With just an inexpensive micro-thin surgical needle and laser light, University of Utah engineers and biologists have collaborated to discover a minimally invasive, inexpensive way to take high-resolution pictures of an animal brain, a process that also could lead to a much less invasive method for humans.... Read MoreSelect...
Division of Infectious Diseases
The Infectious Diseases Division (a sub-specialty of internal medicine) has 12 full-time faculty at the University of Utah Medical Center and 13 affiliated faculty at LDS, IMC, and the VA hospital who are actively involved in clinical, educational, and research endeavors in infectious diseases.
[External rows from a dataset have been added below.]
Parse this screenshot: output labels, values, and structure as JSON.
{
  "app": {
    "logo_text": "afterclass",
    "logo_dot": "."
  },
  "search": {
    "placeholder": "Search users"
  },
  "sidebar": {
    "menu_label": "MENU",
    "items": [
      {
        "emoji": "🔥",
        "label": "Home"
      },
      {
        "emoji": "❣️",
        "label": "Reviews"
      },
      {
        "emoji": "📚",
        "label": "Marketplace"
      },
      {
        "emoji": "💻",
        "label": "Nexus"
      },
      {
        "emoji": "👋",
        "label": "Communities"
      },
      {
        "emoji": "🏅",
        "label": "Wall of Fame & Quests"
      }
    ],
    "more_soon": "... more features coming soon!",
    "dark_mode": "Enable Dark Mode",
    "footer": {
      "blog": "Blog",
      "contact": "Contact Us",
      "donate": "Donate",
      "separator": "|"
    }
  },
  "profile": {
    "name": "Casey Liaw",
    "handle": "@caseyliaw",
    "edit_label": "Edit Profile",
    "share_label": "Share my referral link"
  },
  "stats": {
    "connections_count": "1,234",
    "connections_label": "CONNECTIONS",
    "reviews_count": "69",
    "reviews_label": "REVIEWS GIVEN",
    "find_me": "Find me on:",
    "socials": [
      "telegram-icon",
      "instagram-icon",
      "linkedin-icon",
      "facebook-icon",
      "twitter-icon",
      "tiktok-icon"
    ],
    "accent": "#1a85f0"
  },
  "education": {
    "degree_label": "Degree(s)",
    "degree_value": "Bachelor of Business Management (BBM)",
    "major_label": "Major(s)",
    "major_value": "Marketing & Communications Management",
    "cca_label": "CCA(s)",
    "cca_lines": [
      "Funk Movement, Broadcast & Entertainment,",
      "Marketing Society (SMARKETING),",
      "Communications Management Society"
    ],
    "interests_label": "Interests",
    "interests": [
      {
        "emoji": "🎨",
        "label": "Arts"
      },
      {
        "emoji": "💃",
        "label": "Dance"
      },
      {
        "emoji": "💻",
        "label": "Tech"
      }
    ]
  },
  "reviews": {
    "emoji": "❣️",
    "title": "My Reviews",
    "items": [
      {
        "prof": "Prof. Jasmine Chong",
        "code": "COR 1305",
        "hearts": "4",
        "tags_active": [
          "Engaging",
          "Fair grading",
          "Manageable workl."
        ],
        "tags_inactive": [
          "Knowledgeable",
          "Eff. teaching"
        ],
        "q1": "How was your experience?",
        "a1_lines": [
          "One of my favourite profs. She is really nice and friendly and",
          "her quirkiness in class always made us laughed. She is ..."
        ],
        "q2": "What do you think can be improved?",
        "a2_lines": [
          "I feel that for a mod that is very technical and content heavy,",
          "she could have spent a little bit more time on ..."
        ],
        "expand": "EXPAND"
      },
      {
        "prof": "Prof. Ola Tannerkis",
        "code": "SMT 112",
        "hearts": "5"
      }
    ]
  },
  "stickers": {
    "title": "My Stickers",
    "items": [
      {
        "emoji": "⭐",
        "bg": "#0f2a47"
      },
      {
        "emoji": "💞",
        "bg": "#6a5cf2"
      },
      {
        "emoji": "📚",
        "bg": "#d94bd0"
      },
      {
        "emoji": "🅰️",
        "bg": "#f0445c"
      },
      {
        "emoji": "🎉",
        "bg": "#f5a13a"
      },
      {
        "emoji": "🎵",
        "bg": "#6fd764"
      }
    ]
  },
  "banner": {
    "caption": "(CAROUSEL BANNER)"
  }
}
Our goal is to prevent, treat and care for patients with infectious diseases in both the inpatient and outpatient setting. The division provides general ID, HIV and immunocompromised inpatient consultation services at the University of Utah Health Center and at LDS Hospital, IMC and the VA. The division also has active programs in antibiotic stewardship, infection control and early epidemic investigation.
In Clinic 1A, our providers see patients with general infectious disease problems such as osteomyelitis, septic arthritis and endocarditis. Specialty clinics, specializing in HIV, travel and tropical medicine, transplant infectious diseases, and immunology are available to better serve patients with those needs.
In addition, we run outreach clinics for HIV patients at the Utah prison and in St George and oversee the sexually transmitted disease clinic at the Salt Lake Valley Health Department.
Our faculty are active in both laboratory and clinical research, with a focus on the pathogenesis of infectious diseases.
Our specific research interests include:
- Epstein Barr virus, Herpes Simplex Virus, HIV, and Kaposi’s sarcoma associated herpes virus.
- Opportunistic infections in immunocompromised hosts especially cytomegalovirus (CMV) and invasive fungal infections.
- Malaria and its complications; Geosentinel surveillance of infections in returning travelers.
- Viral triggers of multiple sclerosis.
- Antibiotic resistance, MRSA, and antibiotic stewardship.
- Immunology of diarrheal diseases and gut dysfunction in returning travelers
he Utah Poison Control Center (UPCC) will join poison centers and poison prevention partners across the country in celebrating the 55th annual National Poison Prevention Week (NPPW), March 19-25, 2017, a week dedicated to raising awareness about poisoning and highlighting specific ways to prevent it.... Read More
University of Utah Health colleges and programs remain among the best in the nation in primary care, research, physician assistant training, nurse midwifery, pharmacy and other areas, according to the latest U.S. News & World Report rankings. ... Read More
Two screening tests often used to try to predict which pregnant women are likely to deliver prematurely aren’t effective in low-risk women, according to a national collaborative study of more than 10,000 women, led by clinician-researchers at University of Utah Health Sciences and Intermountain Healthcare. ... Read MoreSelect...
During the past decade, the gut has experienced a renaissance as investigations focus on the role of the microbiome on human health. While most studies have focused on bacteria, the dominant microbial inhabitants in the gut, scientists at University of Utah Health Sciences used mouse studies to show the role of yeast in aggravating the symptoms of Inflammatory Bowel Disease (IBD). Their work suggests that allopurinol, a generic drug already on the market, could offer some relief. ... Read MoreSelect...
It has long been thought that each copy of our DNA instructions - one inherited from mom and one from dad - is treated the same. A new study from scientists at the University of Utah School of Medicine shows that it is not uncommon for cells in the brain to preferentially activate one copy over the other. The finding breaks basic tenants of classic genetics and suggests new ways in which genetic mutations might cause brain disorders. ... Read MoreNeurobiology and Anatomy